The World Health Organization has reported the total number of dead due to the outbreak of the Ebola virus in Guinea and Liberia now stands at 121 out of a total of 200 confirmed cases of the disease.
Even though Guinea's health officials believe the Ebola outbreak is starting to slow control six suspected cases were reported in neighboring Mali, which could indicate a further spread of the disease. The breakdown has 108 people dying in Guinea and 13 in Liberia.
In addition to Mali, cases have been discovered on the outskirts of the Liberian capital of Monrovia.
"The number of new cases have fallen rapidly," said Rafi Diallo, a spokesman for Guinea's health ministry, who gave the latest toll of 106 dead in Guinea from 159 confirmed and suspected cases of Ebola since the outbreak began in February.
Diallo added his country will not consider the outbreak fully under control until no new cases are reported.

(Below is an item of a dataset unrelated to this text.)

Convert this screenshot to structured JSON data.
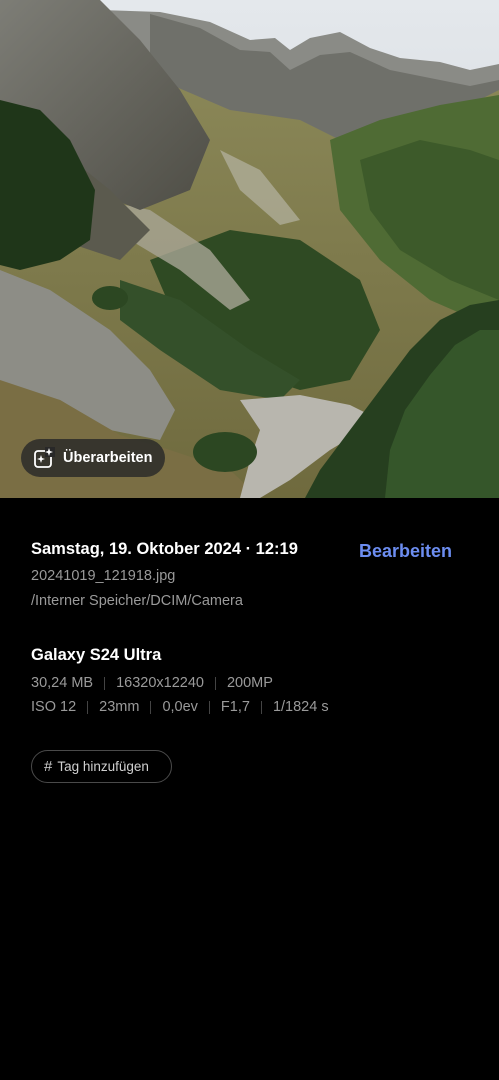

The Malian health minister said the people reportedly infected in that country have been tested with negative results, meanwhile WHO contradicted this statement saying the Malian patients were still under observation and that test results had not been returned.
The Ebola virus has no known cure and will normally kill about 90 percent of those infected. It is a type of hemorrhagic fever transmitted to people from wild animals and spreads in the human population via person-to-person contact. The virus is most likely to appear in remote villages located in the tropical rainforests of Central and West Africa, according to the World Health Organization (WHO).

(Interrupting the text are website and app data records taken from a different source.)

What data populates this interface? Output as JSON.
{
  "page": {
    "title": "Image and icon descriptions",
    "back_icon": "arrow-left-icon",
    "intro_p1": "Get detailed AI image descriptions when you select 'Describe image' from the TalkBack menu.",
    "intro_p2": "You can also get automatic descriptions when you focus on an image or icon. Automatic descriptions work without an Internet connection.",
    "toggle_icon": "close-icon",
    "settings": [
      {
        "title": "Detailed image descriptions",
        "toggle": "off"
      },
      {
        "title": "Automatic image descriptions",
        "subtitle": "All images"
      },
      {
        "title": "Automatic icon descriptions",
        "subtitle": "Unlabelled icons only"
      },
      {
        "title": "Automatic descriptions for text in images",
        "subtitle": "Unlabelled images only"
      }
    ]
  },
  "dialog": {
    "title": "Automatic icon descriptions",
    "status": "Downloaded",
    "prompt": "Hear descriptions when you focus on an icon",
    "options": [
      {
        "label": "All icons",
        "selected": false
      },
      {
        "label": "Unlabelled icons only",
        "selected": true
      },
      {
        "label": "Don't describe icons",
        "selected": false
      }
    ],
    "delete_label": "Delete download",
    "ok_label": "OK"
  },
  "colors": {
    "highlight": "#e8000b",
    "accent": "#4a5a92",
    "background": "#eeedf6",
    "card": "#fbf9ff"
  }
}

Symptoms are sudden fever, weakness, muscle pain, headache and sore throat, followed by vomiting, diarrhea, rash, impaired kidney and liver function, and in some cases, both internal and external bleeding. The only medical treatment is to keep the patient hydrated, but there is no anti-virus medication.
In order to help control the outbreak the U.S. has sent a team of medical experts to Liberia and neighboring Gambia where they have set up monitoring stations. In addition, travel restrictions have been put in place banning flights from the infected regions. However, the general porous nature of the national borders in the area will help the disease spread.
The fact the disease tends to start in remote areas is a blessing as it tends to help slow the spread of the disease. One negative is the disease's long incubation period, up to 21 days, which means an infected person can move around and unknowingly spread the disease.'
The WHO believes it will take several more months before the outbreak is fully contained.